**Prompt**.
Each line below is to be repeated exactly; any picture is to be left out.

**Dataset entries**.

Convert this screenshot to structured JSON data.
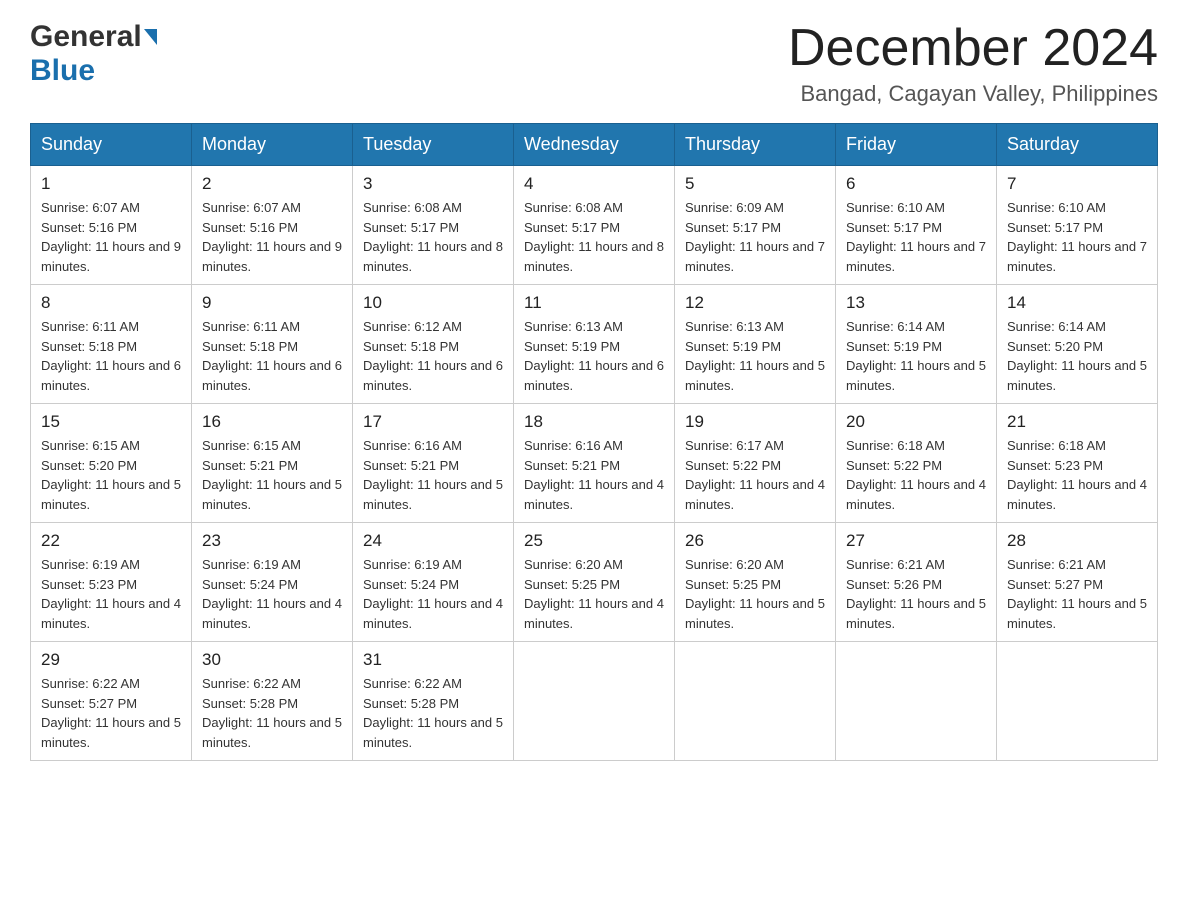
{
  "header": {
    "logo_general": "General",
    "logo_blue": "Blue",
    "month_title": "December 2024",
    "location": "Bangad, Cagayan Valley, Philippines"
  },
  "weekdays": [
    "Sunday",
    "Monday",
    "Tuesday",
    "Wednesday",
    "Thursday",
    "Friday",
    "Saturday"
  ],
  "weeks": [
    [
      {
        "day": "1",
        "sunrise": "6:07 AM",
        "sunset": "5:16 PM",
        "daylight": "11 hours and 9 minutes."
      },
      {
        "day": "2",
        "sunrise": "6:07 AM",
        "sunset": "5:16 PM",
        "daylight": "11 hours and 9 minutes."
      },
      {
        "day": "3",
        "sunrise": "6:08 AM",
        "sunset": "5:17 PM",
        "daylight": "11 hours and 8 minutes."
      },
      {
        "day": "4",
        "sunrise": "6:08 AM",
        "sunset": "5:17 PM",
        "daylight": "11 hours and 8 minutes."
      },
      {
        "day": "5",
        "sunrise": "6:09 AM",
        "sunset": "5:17 PM",
        "daylight": "11 hours and 7 minutes."
      },
      {
        "day": "6",
        "sunrise": "6:10 AM",
        "sunset": "5:17 PM",
        "daylight": "11 hours and 7 minutes."
      },
      {
        "day": "7",
        "sunrise": "6:10 AM",
        "sunset": "5:17 PM",
        "daylight": "11 hours and 7 minutes."
      }
    ],
    [
      {
        "day": "8",
        "sunrise": "6:11 AM",
        "sunset": "5:18 PM",
        "daylight": "11 hours and 6 minutes."
      },
      {
        "day": "9",
        "sunrise": "6:11 AM",
        "sunset": "5:18 PM",
        "daylight": "11 hours and 6 minutes."
      },
      {
        "day": "10",
        "sunrise": "6:12 AM",
        "sunset": "5:18 PM",
        "daylight": "11 hours and 6 minutes."
      },
      {
        "day": "11",
        "sunrise": "6:13 AM",
        "sunset": "5:19 PM",
        "daylight": "11 hours and 6 minutes."
      },
      {
        "day": "12",
        "sunrise": "6:13 AM",
        "sunset": "5:19 PM",
        "daylight": "11 hours and 5 minutes."
      },
      {
        "day": "13",
        "sunrise": "6:14 AM",
        "sunset": "5:19 PM",
        "daylight": "11 hours and 5 minutes."
      },
      {
        "day": "14",
        "sunrise": "6:14 AM",
        "sunset": "5:20 PM",
        "daylight": "11 hours and 5 minutes."
      }
    ],
    [
      {
        "day": "15",
        "sunrise": "6:15 AM",
        "sunset": "5:20 PM",
        "daylight": "11 hours and 5 minutes."
      },
      {
        "day": "16",
        "sunrise": "6:15 AM",
        "sunset": "5:21 PM",
        "daylight": "11 hours and 5 minutes."
      },
      {
        "day": "17",
        "sunrise": "6:16 AM",
        "sunset": "5:21 PM",
        "daylight": "11 hours and 5 minutes."
      },
      {
        "day": "18",
        "sunrise": "6:16 AM",
        "sunset": "5:21 PM",
        "daylight": "11 hours and 4 minutes."
      },
      {
        "day": "19",
        "sunrise": "6:17 AM",
        "sunset": "5:22 PM",
        "daylight": "11 hours and 4 minutes."
      },
      {
        "day": "20",
        "sunrise": "6:18 AM",
        "sunset": "5:22 PM",
        "daylight": "11 hours and 4 minutes."
      },
      {
        "day": "21",
        "sunrise": "6:18 AM",
        "sunset": "5:23 PM",
        "daylight": "11 hours and 4 minutes."
      }
    ],
    [
      {
        "day": "22",
        "sunrise": "6:19 AM",
        "sunset": "5:23 PM",
        "daylight": "11 hours and 4 minutes."
      },
      {
        "day": "23",
        "sunrise": "6:19 AM",
        "sunset": "5:24 PM",
        "daylight": "11 hours and 4 minutes."
      },
      {
        "day": "24",
        "sunrise": "6:19 AM",
        "sunset": "5:24 PM",
        "daylight": "11 hours and 4 minutes."
      },
      {
        "day": "25",
        "sunrise": "6:20 AM",
        "sunset": "5:25 PM",
        "daylight": "11 hours and 4 minutes."
      },
      {
        "day": "26",
        "sunrise": "6:20 AM",
        "sunset": "5:25 PM",
        "daylight": "11 hours and 5 minutes."
      },
      {
        "day": "27",
        "sunrise": "6:21 AM",
        "sunset": "5:26 PM",
        "daylight": "11 hours and 5 minutes."
      },
      {
        "day": "28",
        "sunrise": "6:21 AM",
        "sunset": "5:27 PM",
        "daylight": "11 hours and 5 minutes."
      }
    ],
    [
      {
        "day": "29",
        "sunrise": "6:22 AM",
        "sunset": "5:27 PM",
        "daylight": "11 hours and 5 minutes."
      },
      {
        "day": "30",
        "sunrise": "6:22 AM",
        "sunset": "5:28 PM",
        "daylight": "11 hours and 5 minutes."
      },
      {
        "day": "31",
        "sunrise": "6:22 AM",
        "sunset": "5:28 PM",
        "daylight": "11 hours and 5 minutes."
      },
      null,
      null,
      null,
      null
    ]
  ]
}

**Response**.
Convert this screenshot to structured JSON data.
{
  "header": {
    "logo_general": "General",
    "logo_blue": "Blue",
    "month_title": "December 2024",
    "location": "Bangad, Cagayan Valley, Philippines"
  },
  "weekdays": [
    "Sunday",
    "Monday",
    "Tuesday",
    "Wednesday",
    "Thursday",
    "Friday",
    "Saturday"
  ],
  "weeks": [
    [
      {
        "day": "1",
        "sunrise": "6:07 AM",
        "sunset": "5:16 PM",
        "daylight": "11 hours and 9 minutes."
      },
      {
        "day": "2",
        "sunrise": "6:07 AM",
        "sunset": "5:16 PM",
        "daylight": "11 hours and 9 minutes."
      },
      {
        "day": "3",
        "sunrise": "6:08 AM",
        "sunset": "5:17 PM",
        "daylight": "11 hours and 8 minutes."
      },
      {
        "day": "4",
        "sunrise": "6:08 AM",
        "sunset": "5:17 PM",
        "daylight": "11 hours and 8 minutes."
      },
      {
        "day": "5",
        "sunrise": "6:09 AM",
        "sunset": "5:17 PM",
        "daylight": "11 hours and 7 minutes."
      },
      {
        "day": "6",
        "sunrise": "6:10 AM",
        "sunset": "5:17 PM",
        "daylight": "11 hours and 7 minutes."
      },
      {
        "day": "7",
        "sunrise": "6:10 AM",
        "sunset": "5:17 PM",
        "daylight": "11 hours and 7 minutes."
      }
    ],
    [
      {
        "day": "8",
        "sunrise": "6:11 AM",
        "sunset": "5:18 PM",
        "daylight": "11 hours and 6 minutes."
      },
      {
        "day": "9",
        "sunrise": "6:11 AM",
        "sunset": "5:18 PM",
        "daylight": "11 hours and 6 minutes."
      },
      {
        "day": "10",
        "sunrise": "6:12 AM",
        "sunset": "5:18 PM",
        "daylight": "11 hours and 6 minutes."
      },
      {
        "day": "11",
        "sunrise": "6:13 AM",
        "sunset": "5:19 PM",
        "daylight": "11 hours and 6 minutes."
      },
      {
        "day": "12",
        "sunrise": "6:13 AM",
        "sunset": "5:19 PM",
        "daylight": "11 hours and 5 minutes."
      },
      {
        "day": "13",
        "sunrise": "6:14 AM",
        "sunset": "5:19 PM",
        "daylight": "11 hours and 5 minutes."
      },
      {
        "day": "14",
        "sunrise": "6:14 AM",
        "sunset": "5:20 PM",
        "daylight": "11 hours and 5 minutes."
      }
    ],
    [
      {
        "day": "15",
        "sunrise": "6:15 AM",
        "sunset": "5:20 PM",
        "daylight": "11 hours and 5 minutes."
      },
      {
        "day": "16",
        "sunrise": "6:15 AM",
        "sunset": "5:21 PM",
        "daylight": "11 hours and 5 minutes."
      },
      {
        "day": "17",
        "sunrise": "6:16 AM",
        "sunset": "5:21 PM",
        "daylight": "11 hours and 5 minutes."
      },
      {
        "day": "18",
        "sunrise": "6:16 AM",
        "sunset": "5:21 PM",
        "daylight": "11 hours and 4 minutes."
      },
      {
        "day": "19",
        "sunrise": "6:17 AM",
        "sunset": "5:22 PM",
        "daylight": "11 hours and 4 minutes."
      },
      {
        "day": "20",
        "sunrise": "6:18 AM",
        "sunset": "5:22 PM",
        "daylight": "11 hours and 4 minutes."
      },
      {
        "day": "21",
        "sunrise": "6:18 AM",
        "sunset": "5:23 PM",
        "daylight": "11 hours and 4 minutes."
      }
    ],
    [
      {
        "day": "22",
        "sunrise": "6:19 AM",
        "sunset": "5:23 PM",
        "daylight": "11 hours and 4 minutes."
      },
      {
        "day": "23",
        "sunrise": "6:19 AM",
        "sunset": "5:24 PM",
        "daylight": "11 hours and 4 minutes."
      },
      {
        "day": "24",
        "sunrise": "6:19 AM",
        "sunset": "5:24 PM",
        "daylight": "11 hours and 4 minutes."
      },
      {
        "day": "25",
        "sunrise": "6:20 AM",
        "sunset": "5:25 PM",
        "daylight": "11 hours and 4 minutes."
      },
      {
        "day": "26",
        "sunrise": "6:20 AM",
        "sunset": "5:25 PM",
        "daylight": "11 hours and 5 minutes."
      },
      {
        "day": "27",
        "sunrise": "6:21 AM",
        "sunset": "5:26 PM",
        "daylight": "11 hours and 5 minutes."
      },
      {
        "day": "28",
        "sunrise": "6:21 AM",
        "sunset": "5:27 PM",
        "daylight": "11 hours and 5 minutes."
      }
    ],
    [
      {
        "day": "29",
        "sunrise": "6:22 AM",
        "sunset": "5:27 PM",
        "daylight": "11 hours and 5 minutes."
      },
      {
        "day": "30",
        "sunrise": "6:22 AM",
        "sunset": "5:28 PM",
        "daylight": "11 hours and 5 minutes."
      },
      {
        "day": "31",
        "sunrise": "6:22 AM",
        "sunset": "5:28 PM",
        "daylight": "11 hours and 5 minutes."
      },
      null,
      null,
      null,
      null
    ]
  ]
}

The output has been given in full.